Items from an interface collection
* * *

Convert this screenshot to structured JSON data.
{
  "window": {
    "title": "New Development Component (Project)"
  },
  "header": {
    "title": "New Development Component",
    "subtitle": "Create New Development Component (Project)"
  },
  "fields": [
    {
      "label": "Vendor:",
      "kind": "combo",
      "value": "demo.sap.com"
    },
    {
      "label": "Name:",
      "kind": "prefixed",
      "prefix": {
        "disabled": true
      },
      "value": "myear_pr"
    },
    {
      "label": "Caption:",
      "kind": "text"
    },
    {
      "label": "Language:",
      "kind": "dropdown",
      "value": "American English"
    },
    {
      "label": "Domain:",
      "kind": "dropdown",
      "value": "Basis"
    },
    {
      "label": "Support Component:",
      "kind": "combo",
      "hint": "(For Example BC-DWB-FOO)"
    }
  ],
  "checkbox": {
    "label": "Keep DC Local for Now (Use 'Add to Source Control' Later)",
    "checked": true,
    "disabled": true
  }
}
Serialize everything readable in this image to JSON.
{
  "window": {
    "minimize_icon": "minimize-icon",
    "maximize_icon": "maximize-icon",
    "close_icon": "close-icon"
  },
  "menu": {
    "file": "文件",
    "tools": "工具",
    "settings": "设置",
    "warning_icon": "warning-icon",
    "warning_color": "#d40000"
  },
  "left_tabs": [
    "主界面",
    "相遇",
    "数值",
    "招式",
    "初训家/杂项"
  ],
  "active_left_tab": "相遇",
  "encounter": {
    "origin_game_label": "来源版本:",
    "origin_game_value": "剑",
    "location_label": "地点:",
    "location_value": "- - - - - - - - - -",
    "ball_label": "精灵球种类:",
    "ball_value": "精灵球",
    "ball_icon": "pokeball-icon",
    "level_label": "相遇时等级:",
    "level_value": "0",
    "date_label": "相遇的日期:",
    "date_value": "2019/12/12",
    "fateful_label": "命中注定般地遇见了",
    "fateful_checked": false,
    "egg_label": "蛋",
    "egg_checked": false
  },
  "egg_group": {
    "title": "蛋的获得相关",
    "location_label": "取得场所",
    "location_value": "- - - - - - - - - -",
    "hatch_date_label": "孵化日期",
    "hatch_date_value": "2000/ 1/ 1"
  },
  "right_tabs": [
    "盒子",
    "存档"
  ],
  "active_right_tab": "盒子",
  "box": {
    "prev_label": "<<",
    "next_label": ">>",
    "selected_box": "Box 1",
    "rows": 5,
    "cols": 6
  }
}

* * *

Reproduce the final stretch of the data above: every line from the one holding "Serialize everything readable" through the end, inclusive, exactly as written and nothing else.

**Task response**
Serialize everything readable in this image to JSON.
{
  "window": {
    "minimize_icon": "minimize-icon",
    "maximize_icon": "maximize-icon",
    "close_icon": "close-icon"
  },
  "menu": {
    "file": "文件",
    "tools": "工具",
    "settings": "设置",
    "warning_icon": "warning-icon",
    "warning_color": "#d40000"
  },
  "left_tabs": [
    "主界面",
    "相遇",
    "数值",
    "招式",
    "初训家/杂项"
  ],
  "active_left_tab": "相遇",
  "encounter": {
    "origin_game_label": "来源版本:",
    "origin_game_value": "剑",
    "location_label": "地点:",
    "location_value": "- - - - - - - - - -",
    "ball_label": "精灵球种类:",
    "ball_value": "精灵球",
    "ball_icon": "pokeball-icon",
    "level_label": "相遇时等级:",
    "level_value": "0",
    "date_label": "相遇的日期:",
    "date_value": "2019/12/12",
    "fateful_label": "命中注定般地遇见了",
    "fateful_checked": false,
    "egg_label": "蛋",
    "egg_checked": false
  },
  "egg_group": {
    "title": "蛋的获得相关",
    "location_label": "取得场所",
    "location_value": "- - - - - - - - - -",
    "hatch_date_label": "孵化日期",
    "hatch_date_value": "2000/ 1/ 1"
  },
  "right_tabs": [
    "盒子",
    "存档"
  ],
  "active_right_tab": "盒子",
  "box": {
    "prev_label": "<<",
    "next_label": ">>",
    "selected_box": "Box 1",
    "rows": 5,
    "cols": 6
  }
}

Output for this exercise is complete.